Sung Yuri’s diva designer was a riot. Her hand gestures still make me chuckle, and her crazy outfits are Lady Gaga level. But goodness, she can pull them off and make them look gorgeous while doing it. (Now I kind of want her pink dress-thingy-ma-bob.)

Her chemistry with Kang was off the hook and every time they were in a scene alone, which were a-plenty, I can feel the static electricity.

The fashion was definitely there, and the clothing that the male models toted at the runway were pretty impressive, especially what Detective Cha was wearing as the main piece.

Overall, it was a fun ride. Light, slapstick, and silly. I’d recommend it!

Crush: Park Ki-Woong

I’m still alive! We’re still here, I promise.

It’s been a while, I know, and I dare not upload a post since I haven’t had the time to actually watch a drama. While I’ve been reading recaps here and there, my schedule does not allow for the actual act of watching. (Sigh, I wonder sometimes if I made a wrong career move.) With that being said, I’ve been wanting to upload a tragic figure post about the characters in Gaksital. I’ve seen snippets of the show and thoroughly enjoyed the pace of the writing, even though the romantic angle of the story was but a dud. I absolutely loved Joo Won in it, and I am extremely impressed with his abilities to act out repressed rage, sorrow, and regret. As a person, Joo Won is ridiculously “aegyo-tastic (meaning cutsy),” which is a complete 180 degrees from his Gaksital character. Park Ki-Woong was also on a different level. I’ve seen him in other projects before, but this is the first one where I came to understand his full range and acting capabilities. He’s such an underrated actor.

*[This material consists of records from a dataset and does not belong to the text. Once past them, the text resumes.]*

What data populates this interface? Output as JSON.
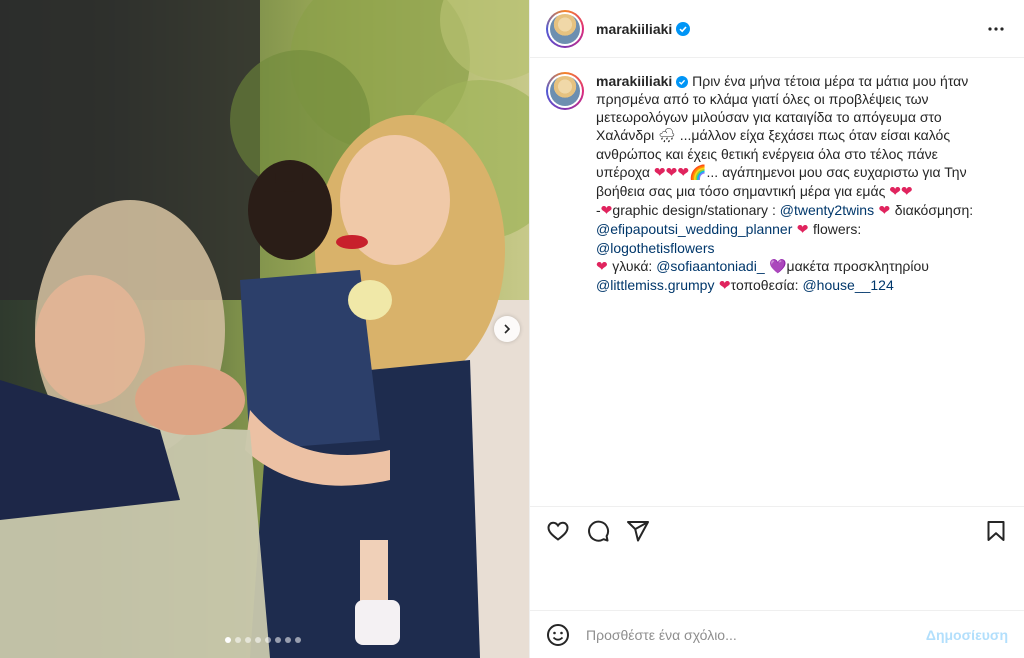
{
  "post": {
    "username": "marakiiliaki",
    "verified": true,
    "slides_total": 8,
    "active_slide": 1
  },
  "caption": {
    "username": "marakiiliaki",
    "p1": "Πριν ένα μήνα τέτοια μέρα τα μάτια μου ήταν πρησμένα από το κλάμα γιατί όλες οι προβλέψεις των μετεωρολόγων μιλούσαν για καταιγίδα το απόγευμα στο Χαλάνδρι ",
    "emoji_rain": "🌧",
    "p2": " ...μάλλον είχα ξεχάσει πως όταν είσαι καλός ανθρώπος και έχεις θετική ενέργεια όλα στο τέλος πάνε υπέροχα ",
    "hearts3": "❤❤❤",
    "emoji_rainbow": "🌈",
    "p3": "... αγάπημενοι μου σας ευχαριστω για Την βοήθεια σας μια τόσο σημαντική μέρα για εμάς ",
    "hearts2": "❤❤",
    "dash": "-",
    "heart_a": "❤",
    "l1": "graphic design/stationary : ",
    "m1": "@twenty2twins",
    "heart_b": " ❤ ",
    "l2": "διακόσμηση: ",
    "m2": "@efipapoutsi_wedding_planner",
    "heart_c": " ❤ ",
    "l3": "flowers: ",
    "m3": "@logothetisflowers",
    "heart_d": "❤ ",
    "l4": "γλυκά: ",
    "m4": "@sofiaantoniadi_",
    "heart_purple": " 💜",
    "l5": "μακέτα προσκλητηρίου ",
    "m5": "@littlemiss.grumpy",
    "heart_e": " ❤",
    "l6": "τοποθεσία: ",
    "m6": "@house__124"
  },
  "icons": {
    "like": "heart-outline-icon",
    "comment": "comment-bubble-icon",
    "share": "paper-plane-icon",
    "save": "bookmark-icon",
    "emoji": "smiley-icon",
    "more": "ellipsis-icon",
    "next": "chevron-right-icon"
  },
  "comment_box": {
    "placeholder": "Προσθέστε ένα σχόλιο...",
    "post_label": "Δημοσίευση"
  },
  "colors": {
    "mention": "#00376b",
    "verified": "#0095f6",
    "post_disabled": "#b2dffc"
  }
}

Needless to say, I had a hard time picking who was the most tragic of the figures in the drama. It was just too hard. Do you pick the misguided hero who gave up the only friend he had to pursue an altruistic agenda after his mother was brutally murdered, and after accidentally killing his own brother with his bare hands? Or do you pick the anti-hero whose love for all peoples of the world was gutted after the murder of his brother and the betrayal of his one true friend for a girl he would’ve died and killed to protect? It was just too hard, and to add to it all, the actors were both fantastic.

But while Joo Won enjoys the spot light after several successful dramas prior to the Bridal Mask project, I’ve only ever saw Park in The Tutor Friend (2) and as a side character in Love and Marriage. I don’t think I’ve ever seen him in a setting that allowed him to showcase his abilities. I’m a little taken aback by the harshness, craze, and yet turmoil with which he was able to portray Kimura Shinji. He relays the darkness so well, and yet still propels us to sympathize with his twisted logic. (Fan girl sigh.)

I’ve seen him be the bumbling idiot (Love and Marriage), and he’s cute enough to do romantic comedy (Tutor Friend), but please, someone give this man a real meaty leading role. He is leading role material. He totally deserves more love, and so I’ve birthed a new segment call “Crush” to show my appreciation, and of course dying love, for him. Come on people, Joo Won isn’t the only one that deserves some loving!